Serum Serotonin Concentration is Elevated in Dogs with Degenerative Mitral Valve Disease
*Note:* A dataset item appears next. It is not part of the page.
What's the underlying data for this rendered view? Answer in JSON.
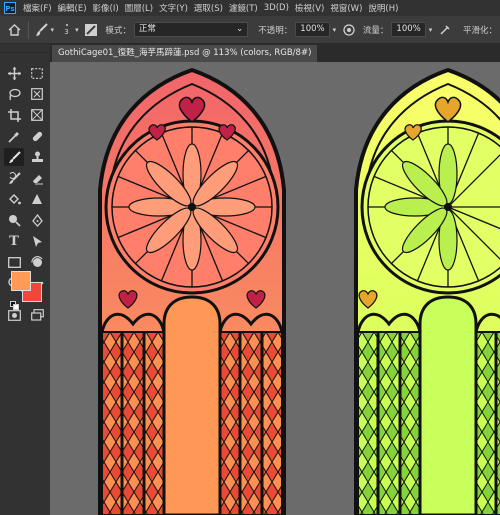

Little is known concerning the molecular mechanisms involved in degenerative mitral valve disease (DMVD). In humans, elevated serotonin (5-HT) is associated with development of valvular lesions. Canine mitral valve cells demonstrate dose-dependent 5-HT-mediated ERK1/2 signaling, suggesting a possible link with canine DMVD. We sought to measure serum 5-HT concentration in dogs with DMVD, dogs predisposed to DMVD (small breed dogs weighing <10kg and without a murmur), and healthy large breed control dogs. Measurement of 5-HT was performed using a competitive ELISA (IB89527, Immuno Biological Laboratories, Inc., Minneapolis, MN), which was validated for canine use. Seventy-nine dogs were enrolled (27 affected, 24 predisposed, and 28 controls), with 17/27 affected and 15/24 predisposed dogs being Cavalier King Charles Spaniels (CKCS). The assay demonstrated acceptable linearity (r=0.96), parallelism (P>0.05), and recovery (mean=100.9%). Analysis revealed significantly higher mean serum 5-HT in affected dogs vs. control dogs (affected, 650.6 [SD=232.9] ng/ml vs. control, 474.3 [210.4]; P<0.05), and in predisposed vs. control dogs (predisposed, 765.9 [322.8] vs. control, 474.3; P<0.001). Subgroup analysis revealed that predisposed CKCS had greater mean serum 5-HT than predisposed non-CKCS (CKCS, 903.9 [321.5] ng/ml vs. non-CKCS, 536.0 [153.7]; P=0.004). We conclude that dogs with clinically apparent DMVD as well as CKCS that are predisposed to DMVD have elevated serum 5-HT. Our results suggest that 5-HT may play a role in the development of DMVD in small breed dogs, and in particular in the CKCS. Further studies involving the relationship between 5-HT, DMVD, breed, and platelet number, morphology, and function are warranted.